### Records contained in a dataset
====

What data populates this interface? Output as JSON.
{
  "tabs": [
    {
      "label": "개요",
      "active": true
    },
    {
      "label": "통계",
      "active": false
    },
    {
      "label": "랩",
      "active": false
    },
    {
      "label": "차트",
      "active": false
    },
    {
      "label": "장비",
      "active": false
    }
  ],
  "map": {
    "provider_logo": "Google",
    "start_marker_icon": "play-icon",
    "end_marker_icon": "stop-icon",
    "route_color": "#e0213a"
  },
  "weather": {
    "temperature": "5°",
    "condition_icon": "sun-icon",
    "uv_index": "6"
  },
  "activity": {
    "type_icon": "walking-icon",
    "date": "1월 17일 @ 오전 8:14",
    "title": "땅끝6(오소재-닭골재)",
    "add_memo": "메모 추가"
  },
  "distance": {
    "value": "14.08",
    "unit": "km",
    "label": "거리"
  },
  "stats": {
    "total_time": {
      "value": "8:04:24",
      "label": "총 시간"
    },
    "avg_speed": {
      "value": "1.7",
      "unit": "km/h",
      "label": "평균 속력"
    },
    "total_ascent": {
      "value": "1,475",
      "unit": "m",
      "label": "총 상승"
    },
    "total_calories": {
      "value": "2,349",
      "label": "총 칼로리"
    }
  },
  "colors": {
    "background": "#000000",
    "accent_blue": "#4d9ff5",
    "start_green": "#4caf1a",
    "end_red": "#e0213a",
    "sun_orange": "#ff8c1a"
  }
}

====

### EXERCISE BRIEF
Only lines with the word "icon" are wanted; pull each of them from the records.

### RESULT
    "start_marker_icon": "play-icon",
    "end_marker_icon": "stop-icon",
    "condition_icon": "sun-icon",
    "type_icon": "walking-icon",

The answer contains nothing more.